The many reasons Hambletonian Day is harness racing at its finest.
by Dean Towers
The history of the Macy’s Thanksgiving Day Parade is something that has always fascinated me. A big department store, or some corporation did not create the impromptu parade. It was spurred by the employees of the store, most of whom were new immigrants to America from Europe. These employees wanted to create something that allowed them to celebrate a holiday in their new country, with a festival type atmosphere their parents and grandparents were used to in their homelands, thousands of miles away.
Sure this event, with television coverage, corporate floats and all the rest is not like it was in 1924; it’s big time. But I saw an interview a year or two ago with a retired employee who was lending his time to the event – one of 4,000 past or present employees who volunteer each year — who said he volunteers to thank those who came before them at Macy’s, along with his city and his country. It seems all volunteers have the same feeling. It’s more than a parade, it’s a part of their pasts and they show up each year to remind themselves and give thanks.
In the exact same year, a different kind of event was being created. A standardbred race was being discussed; a race with a huge purse for the times, to be raced yearly, hopefully in heats. It would celebrate the sport of harness racing and pay homage to the trotter. The Hambletonian was born.
Two years later, the first Hambletonian was raced – not at a big city track with big city clientele, but at the Syracuse State Fair in upstate New York. It was a huge success.
Since that time the Hambletonian has gone through changes — the purse is bigger, the venues are larger, and the race is held a short bus ride away from 34th street, not at a state fair. But like the Macy’s Parade, the Hambletonian has a history. Its forged memories and it brings a lot of us – harness fans, bettors, grooms, drivers, owners, trainers, and media — together each August.
In what ways do I thank Hambletonian Day for being Hambletonian Day? Allow me to share a few with you.
Hambletonian Day has a big crowd. There’s no use sugarcoating it. Flipping on a feed from Chester, or Pocono and seeing two or three people standing at the rail is so damned depressing. Hambletonian Day helps me forget the present and remember the past; to remember when going to the track was parking a half mile away because the lot was full; to remember lineups at concessions or betting windows. I don’t know about you, but for me that’s a glorious harness racing remembrance.
Hambletonian Day has pool size. If you are planning to bet a horse at two minutes to post in this sport, chances are you have no idea what price you’re going to get at the off, because pool sizes are so small. Not on Saturday. Hambletonian Day has the largest handle for any card raced in North America, and it’s not really that close. It might be 2016, but you can bet like it’s 1976. I love that.

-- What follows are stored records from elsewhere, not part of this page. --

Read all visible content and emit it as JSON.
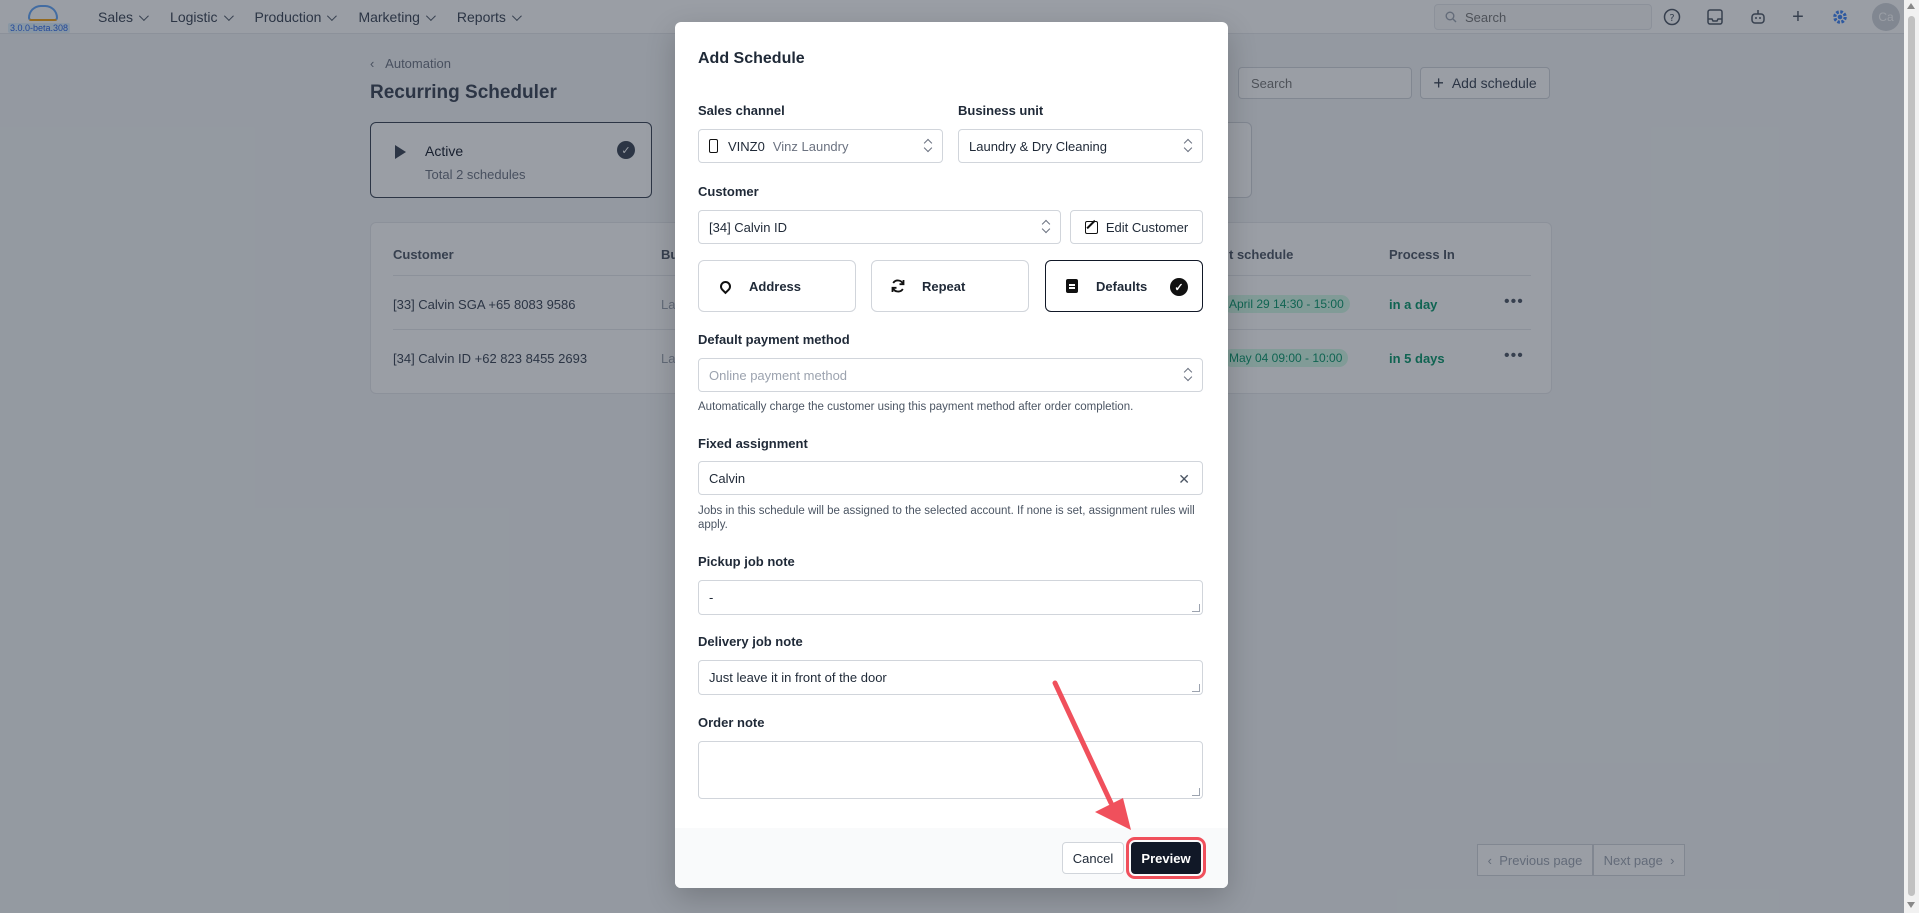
{
  "app": {
    "version": "3.0.0-beta.308",
    "nav": [
      "Sales",
      "Logistic",
      "Production",
      "Marketing",
      "Reports"
    ],
    "search_placeholder": "Search",
    "avatar_initials": "Ca"
  },
  "page": {
    "breadcrumb": "Automation",
    "title": "Recurring Scheduler",
    "search_placeholder": "Search",
    "add_button": "Add schedule",
    "status_card": {
      "title": "Active",
      "subtitle": "Total 2 schedules"
    },
    "table": {
      "headers": {
        "customer": "Customer",
        "business_unit": "Bu",
        "next_schedule": "t schedule",
        "process_in": "Process In"
      },
      "rows": [
        {
          "customer": "[33] Calvin SGA +65 8083 9586",
          "business_unit": "La",
          "schedule": "April 29 14:30 - 15:00",
          "process_in": "in a day"
        },
        {
          "customer": "[34] Calvin ID +62 823 8455 2693",
          "business_unit": "La",
          "schedule": "May 04 09:00 - 10:00",
          "process_in": "in 5 days"
        }
      ]
    },
    "pager": {
      "previous": "Previous page",
      "next": "Next page"
    }
  },
  "modal": {
    "title": "Add Schedule",
    "sales_channel": {
      "label": "Sales channel",
      "code": "VINZ0",
      "name": "Vinz Laundry"
    },
    "business_unit": {
      "label": "Business unit",
      "value": "Laundry & Dry Cleaning"
    },
    "customer": {
      "label": "Customer",
      "value": "[34] Calvin ID",
      "edit_button": "Edit Customer"
    },
    "tabs": {
      "address": "Address",
      "repeat": "Repeat",
      "defaults": "Defaults"
    },
    "payment": {
      "label": "Default payment method",
      "placeholder": "Online payment method",
      "help": "Automatically charge the customer using this payment method after order completion."
    },
    "assignment": {
      "label": "Fixed assignment",
      "value": "Calvin",
      "help": "Jobs in this schedule will be assigned to the selected account. If none is set, assignment rules will apply."
    },
    "pickup_note": {
      "label": "Pickup job note",
      "value": "-"
    },
    "delivery_note": {
      "label": "Delivery job note",
      "value": "Just leave it in front of the door"
    },
    "order_note": {
      "label": "Order note",
      "value": ""
    },
    "cancel_button": "Cancel",
    "preview_button": "Preview"
  },
  "colors": {
    "annotation": "#f0505c",
    "primary": "#111827",
    "success": "#059669"
  }
}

Hambletonian Day has heats. I love heats. I love that heats were raced 90 years ago, and I love that they race them in the Hambletonian. These days, when 12 starts for a three-year-old colt pacer in some quarters is considered animal cruelty, this is downright joyful. Thank you Hambletonian Day for reminding me that standardbreds are not Faberge eggs.
Hambletonian Day gives me daylight harness racing. Yes, I get it. Night racing propelled the sport, and racing during the day hurts handle. But trotters and pacers going breakneck speed in the sunlight is amazing to watch. Thank you Hambletonian Day for keeping the daytime tradition.
Hambletonian Day gives me the celebration of the trotter. In simulcast centers from Tuktoyaktuk to Timbuktu trotters are much maligned, not bet as much, and are sometimes accompanied by a not so nice word when they bust. I’ve always thought the square gaiters are cadenced and beautiful and poetic, and I love that they have this day to be appreciated.
Who is at Hambletonian Day? It’s not Yannick Gingras and Jimmy Takter. It’s Yannick Gingras and Jimmy Takter “and family”. Look around you. Look at the friends you’ll see you have not seen in years, I guarantee in a lot of cases you see them, and their families. Harness racing is family, and I love that Hambletonian Day helps me remember that.
Hambletonian Day allows me to get asked a question I don’t hear often by my thoroughbred friends. “Who do you like in the Hambo?” Boy, do I like that.
Yes, Hambletonian Day gives me pony rides and ice cream, and bands and great food. It gives me hot tarmac and cold beer in a plastic cup. It gives me Settlemoir, Salvi and Horowitz, and one of the greatest harness racing TV personalities ever, Gary Seibel. It gives me alternating McKee and Warkentin. It gives me a chance to flip on the television – not a computer screen – and see a harness race.
In 1924, when a little parade was created by a few employees at a department store, I bet they had no idea what influence they’d have on so many for generations. In the same year, when a harness race was developed, I doubt they’d think that almost 100 years later I’d be thanking them in a similar way. But here I am, and here we are.
Enjoy your Hambletonian Day everyone. Celebrate the sport; bet, drink, eat, cheer, give thanks and have a great time. That’s exactly what it was created for.